If we look back at dating through history, a lot has changed. No longer do we need to give people our home phone numbers or provide them with any real details other than a means of contact and proof you aren’t a catfish! Taking a step back, we can see how far courtship and relationships have altered throughout time. Nowadays, by some people, monogamy is seen as insignificant and more of a “status symbol” and represents a privileged position within society, rather than a symbolism of love. Even in the last decade, there has been a vast change in how we meet and date people, and how we communicate with each other in general. Our eyes are glued to our phones, necks bent over and there are many who have forgotten how to have a real conversation (this has led to an increase in anxiety, but I will save that for a later post).
It was very common for people to meet their partner at a young age, marry young and spend the rest of your life with that one person. Thus, nowadays, the process of dating, falling in love and getting married has somewhat turned on its head, and finding that “special someone” can be a lot more challenging than it once was. It seems we are a society of commitment-phobes, we are afraid to commit to one person and, as they say on Love Island, afraid to “put all our eggs in one basket”. It seems that people require a back-up, if one person doesn’t work-out there is someone laying in wait for them to date next, but how is this attitude affecting relationships?

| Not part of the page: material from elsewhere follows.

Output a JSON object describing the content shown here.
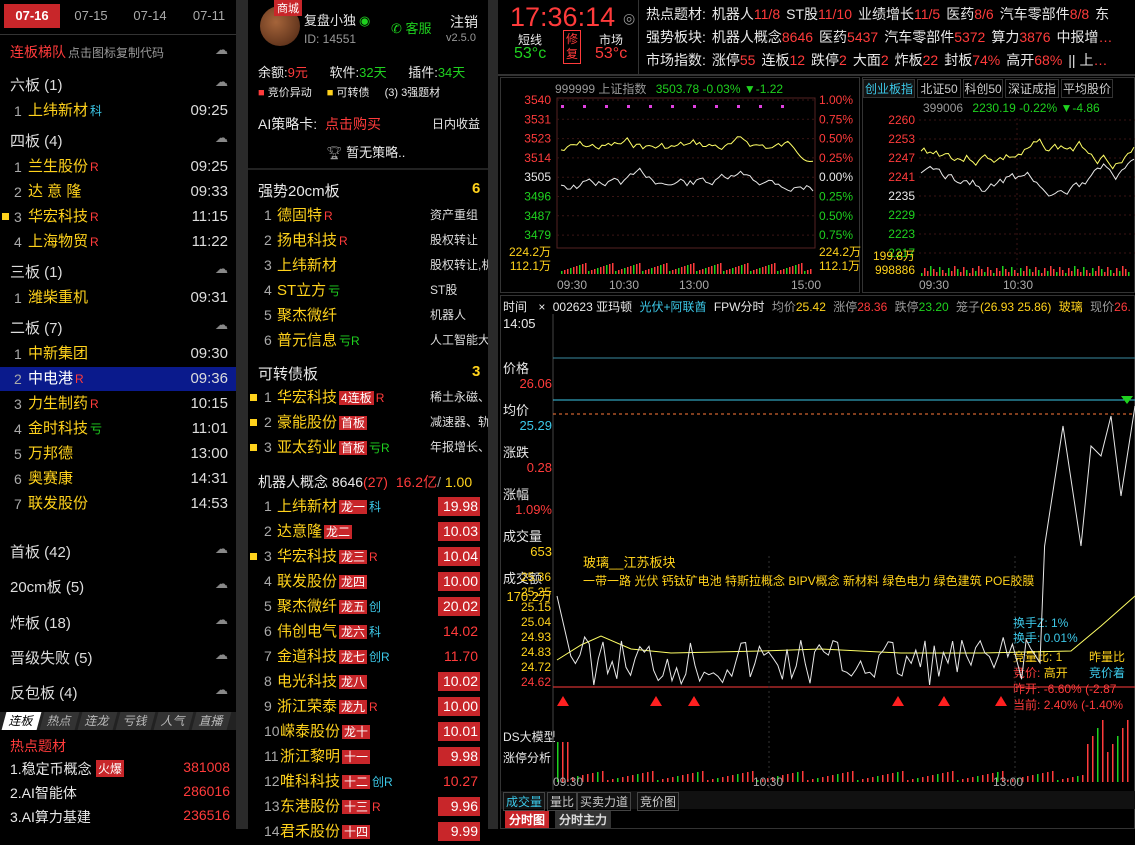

With the fear of commitment, comes the lack of relationships. We seem to be more satisfied with one-night-stands than we are settling down with someone who is on our same level. Apps, such as Tinder, Badoo, Bumble and so on, contribute highly to the way in which relationships and dating have altered; promoting vanity and superiority through swiping left or right, determining by appearance whether someone is “good enough” for us. The ease of finding someone just around-the-corner in five minutes for a quickie appears to be more appealing than sitting in front of the television, cuddled in a blanket and enjoying the company of the one you love. It seems as though people no longer want to put in the effort to make relationships work and work on any difficulties within relationships, but simply expect them to be perfect and any hint of upset is a sign that the relationship isn’t work, when in actual fact, it is that people no longer want to make that effort to make relationships work. With billions of people at our fingertips, it is very easy to search for instant, but false, appreciation and gratification from strangers and this is where dating apps are causing an issue in modern day relationships. It is easy for people to download and start swiping and meeting people in minutes but is this potentially leading to further unhappiness and more of an outlet of frustration than a pursuit to find something more.

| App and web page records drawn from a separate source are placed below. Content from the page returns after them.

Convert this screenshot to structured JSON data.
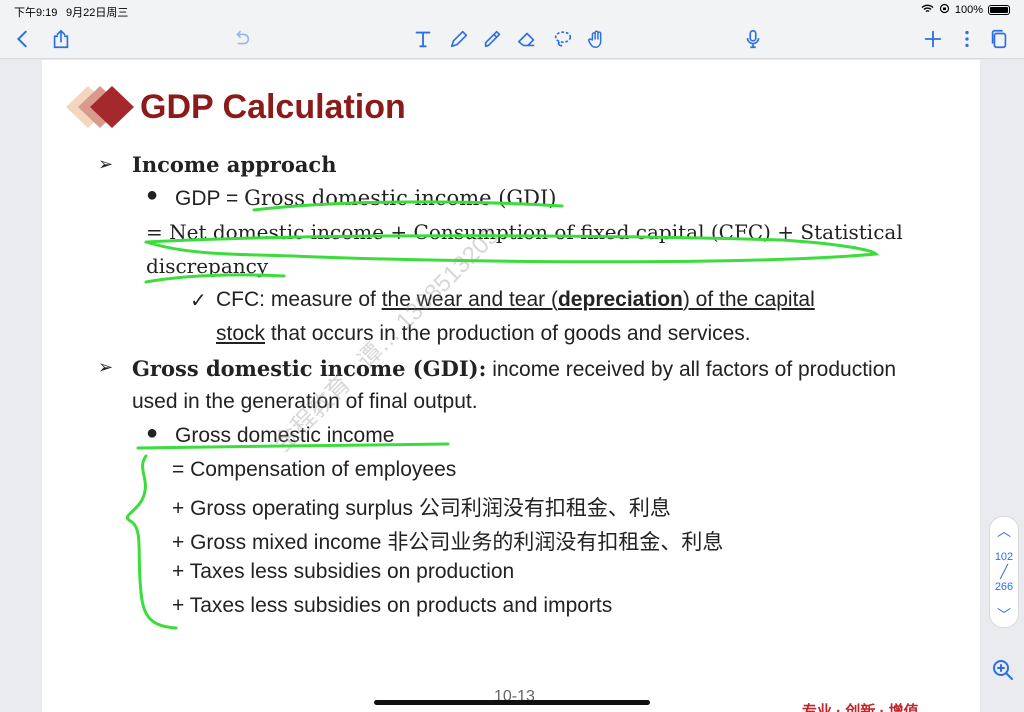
{
  "status_bar": {
    "time": "下午9:19",
    "date": "9月22日周三",
    "battery": "100%"
  },
  "toolbar": {
    "icons": [
      "back-icon",
      "share-icon",
      "undo-icon",
      "text-tool-icon",
      "pen-icon",
      "highlighter-icon",
      "eraser-icon",
      "lasso-icon",
      "hand-icon",
      "microphone-icon",
      "add-icon",
      "more-icon",
      "pages-icon"
    ]
  },
  "slide": {
    "title": "GDP Calculation",
    "income_approach": "Income approach",
    "gdp_line_prefix": "GDP = ",
    "gdp_line_gdi": "Gross domestic income (GDI)",
    "net_line_1": "= Net domestic income + Consumption of fixed capital (CFC) + Statistical",
    "net_line_2": "discrepancy",
    "cfc_prefix": "CFC: measure of ",
    "cfc_wear": "the wear and tear (",
    "cfc_depreciation": "depreciation",
    "cfc_of": ") of the capital",
    "cfc_stock": "stock",
    "cfc_rest": " that occurs in the production of goods and services.",
    "gdi_bold": "Gross domestic income (GDI):",
    "gdi_def_1": " income received by all factors of production",
    "gdi_def_2": "used in the generation of final output.",
    "gdi_bullet": "Gross domestic income",
    "components": [
      "=  Compensation of employees",
      "+ Gross operating surplus 公司利润没有扣租金、利息",
      "+ Gross mixed income  非公司业务的利润没有扣租金、利息",
      "+ Taxes less subsidies on production",
      "+ Taxes less subsidies on products and imports"
    ],
    "watermark": "金程教育 · 谭… 1368513203",
    "page_footer": "10-13",
    "slogan": "专业 · 创新 · 增值"
  },
  "pager": {
    "current": "102",
    "total": "266"
  },
  "colors": {
    "title": "#8b1a1a",
    "annotation": "#3ddc3d",
    "accent": "#2c6fe0"
  }
}
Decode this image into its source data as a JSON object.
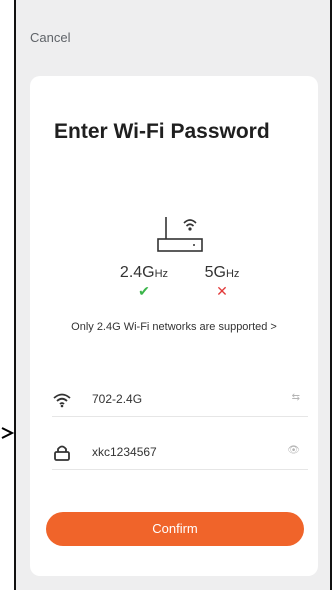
{
  "header": {
    "cancel_label": "Cancel"
  },
  "card": {
    "title": "Enter Wi-Fi Password",
    "bands": [
      {
        "main": "2.4G",
        "unit": "Hz",
        "status": "✔"
      },
      {
        "main": "5G",
        "unit": "Hz",
        "status": "✕"
      }
    ],
    "note": "Only 2.4G Wi-Fi networks are supported >",
    "fields": {
      "network": {
        "value": "702-2.4G",
        "trail": "⇆"
      },
      "password": {
        "value": "xkc1234567",
        "trail": "👁"
      }
    },
    "confirm_label": "Confirm"
  },
  "colors": {
    "accent": "#f0642a",
    "ok": "#3bb54a",
    "bad": "#e23b3b"
  }
}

Are we afraid that, with the instant international connections and having anyone at our finger tips, infidelity increases? One little argument and one of you is out-the-door and onto the next person who gives them attention. We’re stuck in a continuous circle that we’re so afraid of losing people that we never commit, we’re also seeking something better, something that makes us “happier” — but the grass is never greener.

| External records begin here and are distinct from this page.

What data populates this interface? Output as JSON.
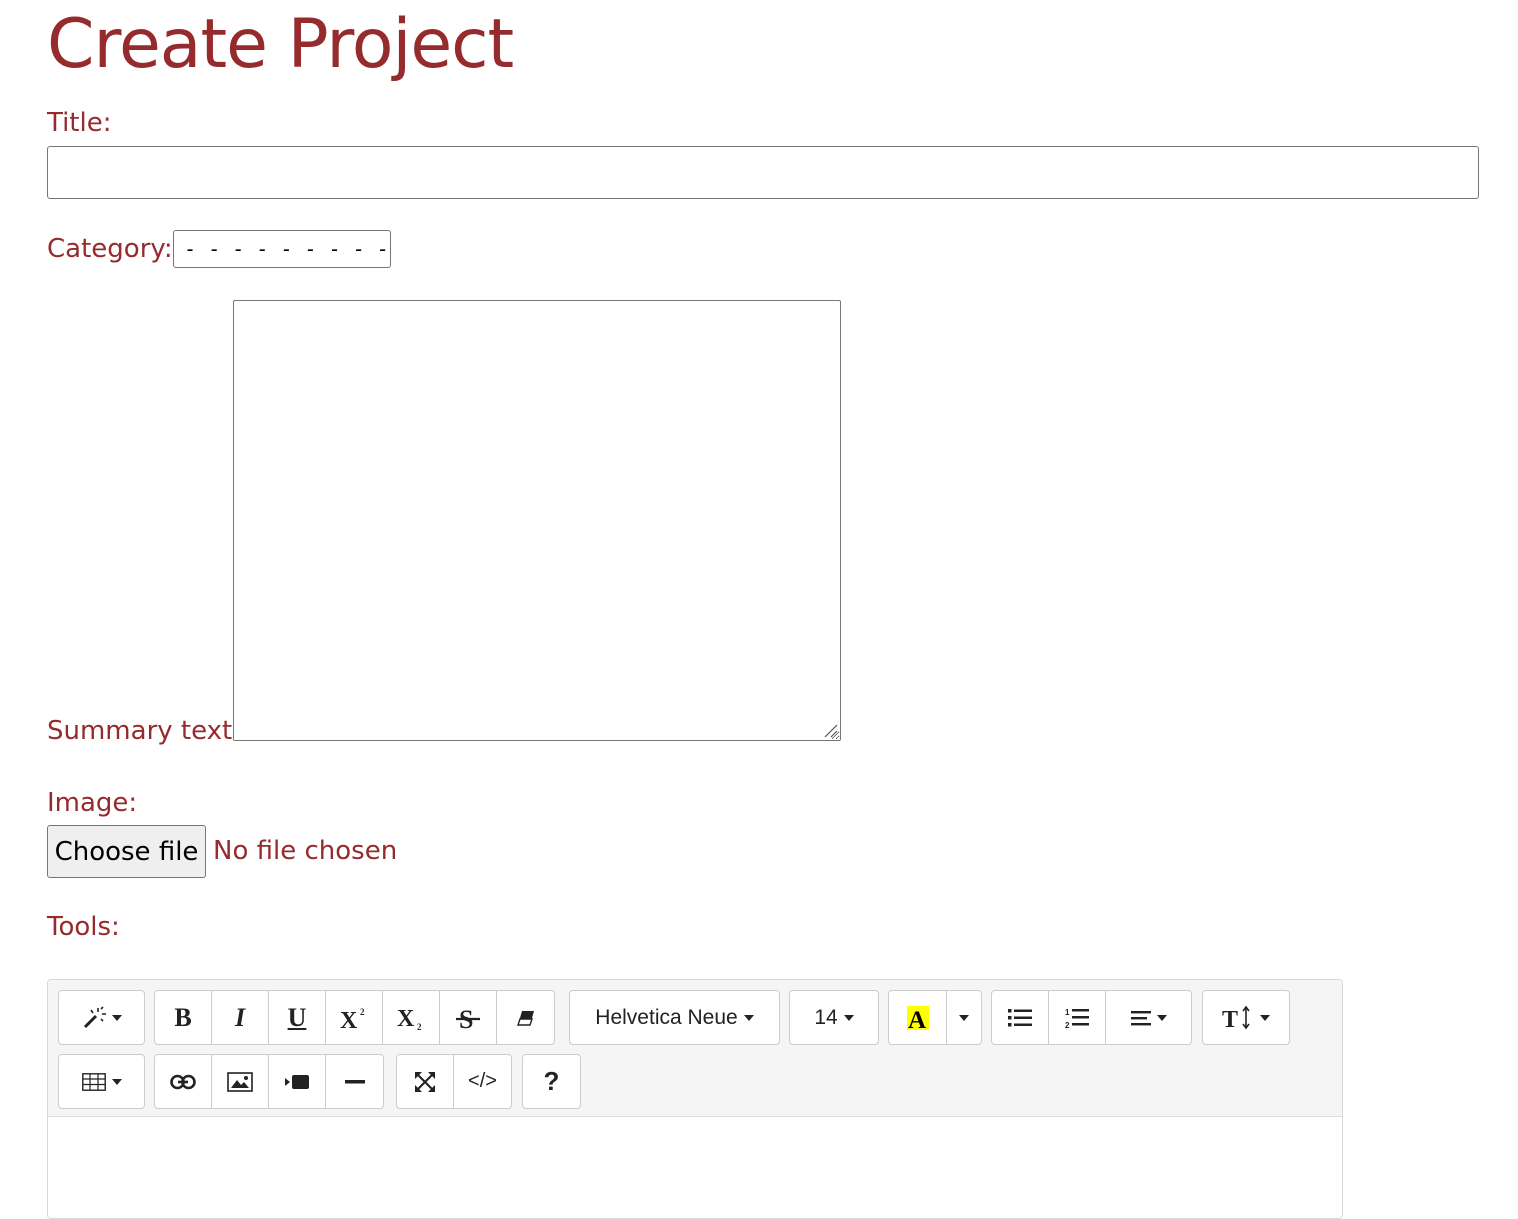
{
  "page": {
    "title": "Create Project"
  },
  "form": {
    "title_label": "Title:",
    "title_value": "",
    "category_label": "Category:",
    "category_selected": "---------",
    "summary_label": "Summary text:",
    "summary_value": "",
    "image_label": "Image:",
    "file_button": "Choose file",
    "file_status": "No file chosen",
    "tools_label": "Tools:"
  },
  "editor": {
    "font_name": "Helvetica Neue",
    "font_size": "14",
    "toolbar_row1": [
      "magic-icon",
      "bold-icon",
      "italic-icon",
      "underline-icon",
      "superscript-icon",
      "subscript-icon",
      "strikethrough-icon",
      "eraser-icon",
      "font-name",
      "font-size",
      "text-color-icon",
      "color-dropdown",
      "unordered-list-icon",
      "ordered-list-icon",
      "align-icon",
      "line-height-icon"
    ],
    "toolbar_row2": [
      "table-icon",
      "link-icon",
      "picture-icon",
      "video-icon",
      "hr-icon",
      "fullscreen-icon",
      "code-view-icon",
      "help-icon"
    ],
    "glyphs": {
      "bold": "B",
      "italic": "I",
      "underline": "U",
      "help": "?",
      "code": "</>"
    },
    "highlight_color": "#ffff00"
  },
  "colors": {
    "accent": "#962b2e"
  }
}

We are living in a digital era where nobody is happy with what they have. An example of this is from itv2 show Love Island, where Wes says numerous times throughout the show that he is happy, but he could be happier. The issue with his statement is that he is always searching for something better. Now, if we’re always looking for something to make us happier, then we’ll be constantly looking, never enjoying the moments we are in but seeing the grass greener on the other side. People care too much about numbers and how many people they have had sex with that they are forgetting what is actually important; a connection, putting in effort and working at a relationship in the rocky stages, instead of giving up completely. If you have only been with one person, then you’re questioned, “how could you only be with one person, don’t you want to know what else is out there?” – second-guessing ourselves through the judgement of others. You do not have to sleep with over 20 people before settling down, just in case you “regret it” or think you can “find something better”. The continuous search for happiness has led us, instead, to instant gratification – something we seem to mix-up with happiness.
But is it really more appealing, or are we faking it? Is it all a facade or are we genuinely living in a society now where relationships do not mean as much to people as they used to? Have we lost the meaning of relationship and marriage and commitment, or is it simply out of fear? Remember to put in the effort, if you truly love someone or care about someone and want the relationship to work, work at it, communicate, don’t just end it from lack of effort. Relationships are a commitment, they’re about give and take and not allowing ourselves to stray when the going gets tough.
If you have any views on this topic, please comment below, I would love to know what you think.
Disclaimer: all opinions are my own